Threats to biodiversity
Even though India is one of the 17 identified mega diverse countries of the world, it faces lots of threats to its biodiversity.
Apart from natural causes, human activities, both directly and indirectly are today’s main reason for habitat loss and biodiversity loss. Fragmentation and degradation due to agricultural practices, extraction (mining, fishing, logging, harvesting) and development (settlements, industrial and associated infrastructures) leads to habitat loss and fragmentation leads to formation of isolated, small and scattered populations and as endangered species.

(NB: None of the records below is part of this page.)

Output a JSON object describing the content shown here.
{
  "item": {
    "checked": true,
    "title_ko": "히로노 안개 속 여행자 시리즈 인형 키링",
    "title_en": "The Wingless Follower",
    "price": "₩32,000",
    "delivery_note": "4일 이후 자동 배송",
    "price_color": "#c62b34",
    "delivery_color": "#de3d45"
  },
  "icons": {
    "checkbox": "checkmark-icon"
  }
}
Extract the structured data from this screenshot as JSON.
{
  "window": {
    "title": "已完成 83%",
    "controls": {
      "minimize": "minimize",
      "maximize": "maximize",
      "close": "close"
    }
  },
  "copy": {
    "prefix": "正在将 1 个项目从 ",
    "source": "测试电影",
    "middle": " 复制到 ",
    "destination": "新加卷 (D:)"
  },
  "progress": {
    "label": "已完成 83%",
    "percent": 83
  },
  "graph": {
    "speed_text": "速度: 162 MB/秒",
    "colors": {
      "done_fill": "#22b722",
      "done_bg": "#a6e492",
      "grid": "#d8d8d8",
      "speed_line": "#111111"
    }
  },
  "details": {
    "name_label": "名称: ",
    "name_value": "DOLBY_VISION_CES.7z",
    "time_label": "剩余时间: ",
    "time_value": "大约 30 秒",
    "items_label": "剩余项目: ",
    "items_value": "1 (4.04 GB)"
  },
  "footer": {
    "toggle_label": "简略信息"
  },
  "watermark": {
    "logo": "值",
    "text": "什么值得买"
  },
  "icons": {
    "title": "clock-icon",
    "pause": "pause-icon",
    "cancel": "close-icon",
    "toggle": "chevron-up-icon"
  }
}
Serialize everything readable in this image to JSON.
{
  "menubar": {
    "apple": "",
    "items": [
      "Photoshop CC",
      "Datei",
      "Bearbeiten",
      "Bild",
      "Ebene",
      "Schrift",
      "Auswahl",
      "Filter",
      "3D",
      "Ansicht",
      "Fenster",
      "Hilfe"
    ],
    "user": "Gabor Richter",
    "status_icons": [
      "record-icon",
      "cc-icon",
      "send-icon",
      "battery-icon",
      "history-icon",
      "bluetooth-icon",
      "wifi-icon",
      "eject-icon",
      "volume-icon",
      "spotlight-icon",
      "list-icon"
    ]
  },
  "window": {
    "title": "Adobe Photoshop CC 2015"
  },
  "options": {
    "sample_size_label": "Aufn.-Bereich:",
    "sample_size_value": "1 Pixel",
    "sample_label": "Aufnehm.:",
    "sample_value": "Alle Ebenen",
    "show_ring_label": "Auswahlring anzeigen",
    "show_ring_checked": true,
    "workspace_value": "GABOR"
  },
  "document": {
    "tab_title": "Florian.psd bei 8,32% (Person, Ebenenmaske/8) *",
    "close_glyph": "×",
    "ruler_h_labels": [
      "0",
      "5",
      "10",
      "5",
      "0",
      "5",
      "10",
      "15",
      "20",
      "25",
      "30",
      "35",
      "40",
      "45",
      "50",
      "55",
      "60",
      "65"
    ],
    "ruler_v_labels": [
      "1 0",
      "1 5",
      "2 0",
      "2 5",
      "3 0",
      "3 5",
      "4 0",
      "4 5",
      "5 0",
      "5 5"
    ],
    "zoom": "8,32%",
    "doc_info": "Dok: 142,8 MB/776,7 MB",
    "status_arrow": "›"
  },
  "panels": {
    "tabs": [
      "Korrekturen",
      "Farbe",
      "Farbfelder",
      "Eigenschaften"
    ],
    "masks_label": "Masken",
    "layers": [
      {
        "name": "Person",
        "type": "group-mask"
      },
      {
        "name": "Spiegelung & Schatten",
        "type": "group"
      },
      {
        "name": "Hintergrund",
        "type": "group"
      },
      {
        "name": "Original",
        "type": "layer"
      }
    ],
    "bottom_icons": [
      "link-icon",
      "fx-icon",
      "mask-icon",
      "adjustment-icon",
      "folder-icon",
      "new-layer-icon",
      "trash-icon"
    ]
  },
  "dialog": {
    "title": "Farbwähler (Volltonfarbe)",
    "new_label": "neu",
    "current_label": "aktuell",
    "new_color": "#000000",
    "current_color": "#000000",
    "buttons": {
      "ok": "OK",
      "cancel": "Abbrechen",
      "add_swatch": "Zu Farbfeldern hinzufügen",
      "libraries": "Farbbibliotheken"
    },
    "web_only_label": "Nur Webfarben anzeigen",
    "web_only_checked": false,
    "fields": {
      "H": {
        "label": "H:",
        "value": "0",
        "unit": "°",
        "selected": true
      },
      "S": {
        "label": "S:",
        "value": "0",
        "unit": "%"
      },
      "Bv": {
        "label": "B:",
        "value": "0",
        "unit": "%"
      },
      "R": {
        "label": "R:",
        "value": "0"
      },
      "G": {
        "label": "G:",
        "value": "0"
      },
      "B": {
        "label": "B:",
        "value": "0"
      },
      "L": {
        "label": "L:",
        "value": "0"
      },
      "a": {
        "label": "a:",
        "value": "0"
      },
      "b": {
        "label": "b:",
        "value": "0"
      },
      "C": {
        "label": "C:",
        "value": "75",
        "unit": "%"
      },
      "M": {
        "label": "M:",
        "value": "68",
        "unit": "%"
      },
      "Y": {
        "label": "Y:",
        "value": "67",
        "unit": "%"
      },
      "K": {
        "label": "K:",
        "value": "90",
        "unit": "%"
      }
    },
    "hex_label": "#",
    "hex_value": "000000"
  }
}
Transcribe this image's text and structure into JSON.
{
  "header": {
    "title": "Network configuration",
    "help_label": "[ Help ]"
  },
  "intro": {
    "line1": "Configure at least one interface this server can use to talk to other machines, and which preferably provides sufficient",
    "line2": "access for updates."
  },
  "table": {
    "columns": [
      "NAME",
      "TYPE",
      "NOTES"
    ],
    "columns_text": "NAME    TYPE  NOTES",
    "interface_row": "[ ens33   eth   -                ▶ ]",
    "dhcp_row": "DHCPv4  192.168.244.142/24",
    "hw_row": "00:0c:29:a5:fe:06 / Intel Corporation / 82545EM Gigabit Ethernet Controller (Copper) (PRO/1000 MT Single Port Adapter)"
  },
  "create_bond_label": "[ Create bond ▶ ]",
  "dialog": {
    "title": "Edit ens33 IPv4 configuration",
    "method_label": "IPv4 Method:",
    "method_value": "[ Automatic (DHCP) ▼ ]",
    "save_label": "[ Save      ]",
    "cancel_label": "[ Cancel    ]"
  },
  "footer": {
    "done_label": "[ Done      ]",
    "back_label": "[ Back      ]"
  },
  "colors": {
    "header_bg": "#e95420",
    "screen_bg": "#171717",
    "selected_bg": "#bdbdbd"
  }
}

Some of the other threats include specialised diet, specialized habitat requirement, large size, small population size, limited geographic distribution and high economic or commercial value. Large mammals by virtue of their size require larger areas to obtain the necessities of life - food, cover, mates than do smaller mammals. Individual home range of Lion can be about 100 square Km. Mammals have specialized dietary needs such as carnivores, frugivores and the need to forage over much larger areas than general dietary herbivores and omnivores. Mammals also have low reproductive output other than small rodents.